_EXERCISE PROMPT_: All lines in the records below with the word "Storage" must be returned.

_Page and application data records_:
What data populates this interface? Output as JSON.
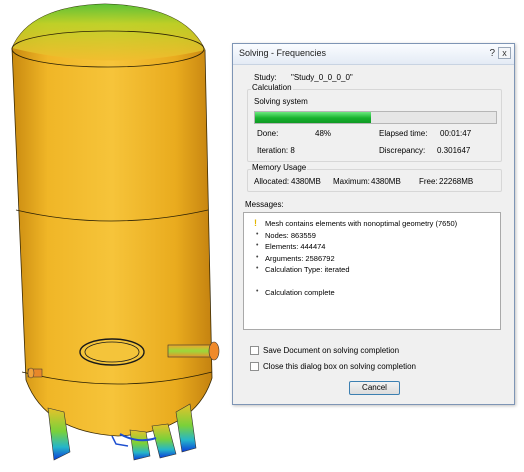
{
  "dialog": {
    "title": "Solving - Frequencies",
    "help_icon": "?",
    "close_icon": "x",
    "study_label": "Study:",
    "study_value": "\"Study_0_0_0_0\"",
    "calculation": {
      "group_label": "Calculation",
      "status": "Solving system",
      "progress_percent": 48,
      "done_label": "Done:",
      "done_value": "48%",
      "elapsed_label": "Elapsed time:",
      "elapsed_value": "00:01:47",
      "iteration_text": "Iteration: 8",
      "discrepancy_label": "Discrepancy:",
      "discrepancy_value": "0.301647"
    },
    "memory": {
      "group_label": "Memory Usage",
      "allocated_label": "Allocated:",
      "allocated_value": "4380MB",
      "maximum_label": "Maximum:",
      "maximum_value": "4380MB",
      "free_label": "Free:",
      "free_value": "22268MB"
    },
    "messages": {
      "label": "Messages:",
      "items": [
        {
          "icon": "warning",
          "text": "Mesh contains elements with nonoptimal geometry (7650)"
        },
        {
          "icon": "bullet",
          "text": "Nodes: 863559"
        },
        {
          "icon": "bullet",
          "text": "Elements: 444474"
        },
        {
          "icon": "bullet",
          "text": "Arguments: 2586792"
        },
        {
          "icon": "bullet",
          "text": "Calculation Type: iterated"
        },
        {
          "icon": "bullet",
          "text": "Calculation complete"
        }
      ]
    },
    "checkboxes": [
      {
        "label": "Save Document on solving completion",
        "checked": false
      },
      {
        "label": "Close this dialog box on solving completion",
        "checked": false
      }
    ],
    "cancel_label": "Cancel"
  },
  "colors": {
    "progress_fill": "#17b22e",
    "vessel_body": "#f2c02e",
    "vessel_shade": "#d99414",
    "stress_high": "#0050e0",
    "stress_mid": "#30c030"
  }
}
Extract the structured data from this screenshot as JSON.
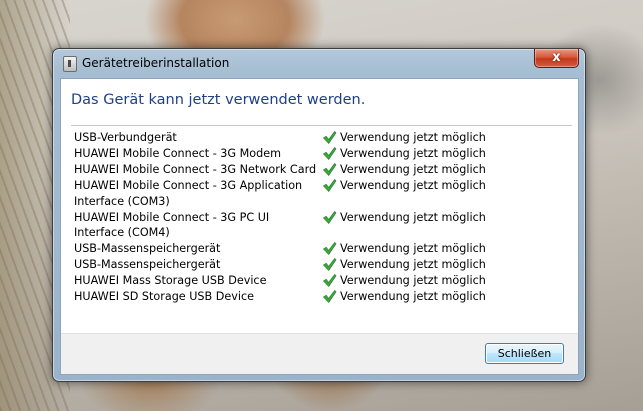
{
  "window": {
    "title": "Gerätetreiberinstallation",
    "close_glyph": "x",
    "icon": "device-installer-icon"
  },
  "heading": "Das Gerät kann jetzt verwendet werden.",
  "devices": [
    {
      "name": "USB-Verbundgerät",
      "status": "Verwendung jetzt möglich"
    },
    {
      "name": "HUAWEI Mobile Connect - 3G Modem",
      "status": "Verwendung jetzt möglich"
    },
    {
      "name": "HUAWEI Mobile Connect - 3G Network Card",
      "status": "Verwendung jetzt möglich"
    },
    {
      "name": "HUAWEI Mobile Connect - 3G Application Interface (COM3)",
      "status": "Verwendung jetzt möglich"
    },
    {
      "name": "HUAWEI Mobile Connect - 3G PC UI Interface (COM4)",
      "status": "Verwendung jetzt möglich"
    },
    {
      "name": "USB-Massenspeichergerät",
      "status": "Verwendung jetzt möglich"
    },
    {
      "name": "USB-Massenspeichergerät",
      "status": "Verwendung jetzt möglich"
    },
    {
      "name": "HUAWEI Mass Storage USB Device",
      "status": "Verwendung jetzt möglich"
    },
    {
      "name": "HUAWEI SD Storage USB Device",
      "status": "Verwendung jetzt möglich"
    }
  ],
  "status_icon": "green-checkmark-icon",
  "buttons": {
    "close_label": "Schließen"
  },
  "colors": {
    "heading": "#1e3f8a",
    "check": "#3aa63a",
    "close_button_red": "#c23a1c"
  }
}
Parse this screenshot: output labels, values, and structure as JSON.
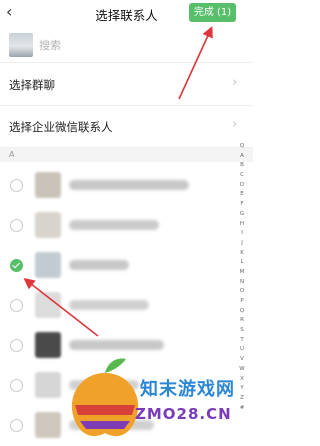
{
  "header": {
    "back_glyph": "‹",
    "title": "选择联系人",
    "done_label": "完成 (1)"
  },
  "search": {
    "placeholder": "搜索"
  },
  "menu": [
    {
      "label": "选择群聊",
      "chevron": "›"
    },
    {
      "label": "选择企业微信联系人",
      "chevron": "›"
    }
  ],
  "section": {
    "letter": "A"
  },
  "contacts": [
    {
      "checked": false
    },
    {
      "checked": false
    },
    {
      "checked": true
    },
    {
      "checked": false
    },
    {
      "checked": false
    },
    {
      "checked": false
    },
    {
      "checked": false
    }
  ],
  "index_letters": [
    "Q",
    "A",
    "B",
    "C",
    "D",
    "E",
    "F",
    "G",
    "H",
    "I",
    "J",
    "K",
    "L",
    "M",
    "N",
    "O",
    "P",
    "Q",
    "R",
    "S",
    "T",
    "U",
    "V",
    "W",
    "X",
    "Y",
    "Z",
    "#"
  ],
  "watermark": {
    "line1": "知末游戏网",
    "line2": "ZMO28.CN"
  },
  "colors": {
    "accent": "#57be6a",
    "annotation": "#e0353a"
  }
}
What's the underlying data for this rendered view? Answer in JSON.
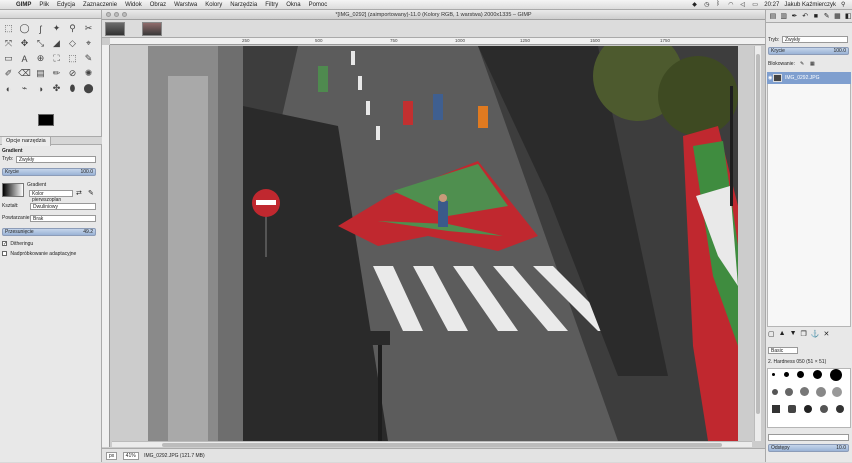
{
  "menubar": {
    "apple": "",
    "items": [
      "GIMP",
      "Plik",
      "Edycja",
      "Zaznaczenie",
      "Widok",
      "Obraz",
      "Warstwa",
      "Kolory",
      "Narzędzia",
      "Filtry",
      "Okna",
      "Pomoc"
    ],
    "clock": "20:27",
    "user": "Jakub Kaźmierczyk"
  },
  "window": {
    "title": "*[IMG_0292] (zaimportowany)-11.0 (Kolory RGB, 1 warstwa) 2000x1335 – GIMP"
  },
  "ruler": {
    "ticks": [
      "250",
      "500",
      "750",
      "1000",
      "1250",
      "1500",
      "1750"
    ]
  },
  "toolbox": {
    "tools": [
      "⬚",
      "◯",
      "ʃ",
      "✦",
      "⚲",
      "✂",
      "⤧",
      "✥",
      "⤡",
      "◢",
      "◇",
      "⌖",
      "▭",
      "A",
      "⊕",
      "⛶",
      "⬚",
      "✎",
      "✐",
      "⌫",
      "▤",
      "✏",
      "⊘",
      "✺",
      "◐",
      "⌁",
      "◑",
      "✤",
      "⬮",
      "⬤"
    ],
    "tab_label": "Opcje narzędzia",
    "tool_name": "Gradient",
    "mode_label": "Tryb:",
    "mode_value": "Zwykły",
    "opacity_label": "Krycie",
    "opacity_value": "100.0",
    "gradient_label": "Gradient",
    "gradient_value": "Kolor pierwszoplan",
    "shape_label": "Kształt:",
    "shape_value": "Dwuliniowy",
    "repeat_label": "Powtarzanie:",
    "repeat_value": "Brak",
    "offset_label": "Przesunięcie",
    "offset_value": "49.2",
    "dithering_label": "Ditheringu",
    "adaptive_label": "Nadpróbkowanie adaptacyjne"
  },
  "status": {
    "unit": "px",
    "zoom": "41%",
    "file": "IMG_0292.JPG (121.7 MB)"
  },
  "dock": {
    "mode_label": "Tryb:",
    "mode_value": "Zwykły",
    "opacity_label": "Krycie",
    "opacity_value": "100.0",
    "lock_label": "Blokowanie:",
    "layer_name": "IMG_0292.JPG",
    "brush_mode_value": "Basic",
    "brush_name": "2. Hardness 050 (51 × 51)",
    "spacing_label": "Odstępy",
    "spacing_value": "10.0"
  }
}
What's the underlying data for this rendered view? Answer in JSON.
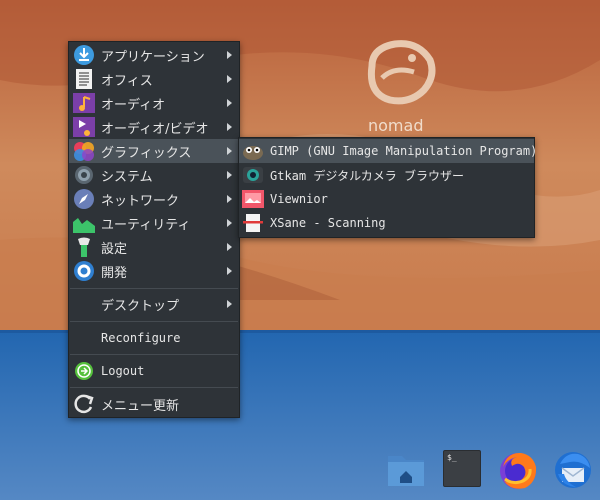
{
  "desktop": {
    "logo_text": "nomad"
  },
  "main_menu": {
    "items": [
      {
        "label": "アプリケーション",
        "icon": "download-icon"
      },
      {
        "label": "オフィス",
        "icon": "document-icon"
      },
      {
        "label": "オーディオ",
        "icon": "audio-icon"
      },
      {
        "label": "オーディオ/ビデオ",
        "icon": "audio-video-icon"
      },
      {
        "label": "グラフィックス",
        "icon": "graphics-icon"
      },
      {
        "label": "システム",
        "icon": "system-gear-icon"
      },
      {
        "label": "ネットワーク",
        "icon": "network-compass-icon"
      },
      {
        "label": "ユーティリティ",
        "icon": "utilities-icon"
      },
      {
        "label": "設定",
        "icon": "settings-wrench-icon"
      },
      {
        "label": "開発",
        "icon": "development-gear-icon"
      }
    ],
    "desktop_label": "デスクトップ",
    "reconfigure_label": "Reconfigure",
    "logout_label": "Logout",
    "refresh_label": "メニュー更新"
  },
  "graphics_submenu": {
    "items": [
      {
        "label": "GIMP (GNU Image Manipulation Program)",
        "icon": "gimp-icon"
      },
      {
        "label": "Gtkam デジタルカメラ ブラウザー",
        "icon": "camera-icon"
      },
      {
        "label": "Viewnior",
        "icon": "image-viewer-icon"
      },
      {
        "label": "XSane - Scanning",
        "icon": "scanner-icon"
      }
    ]
  },
  "dock": {
    "items": [
      {
        "name": "home-folder-icon"
      },
      {
        "name": "terminal-icon",
        "text": "$_"
      },
      {
        "name": "firefox-icon"
      },
      {
        "name": "thunderbird-icon"
      }
    ]
  },
  "colors": {
    "menu_bg": "#2e3338",
    "menu_highlight": "#4a5259",
    "menu_text": "#e6e6e6"
  }
}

_RESPONSE TO THIS EXERCISE_:
      "name": "HUAWEI Mass Storage USB Device",
      "name": "HUAWEI SD Storage USB Device",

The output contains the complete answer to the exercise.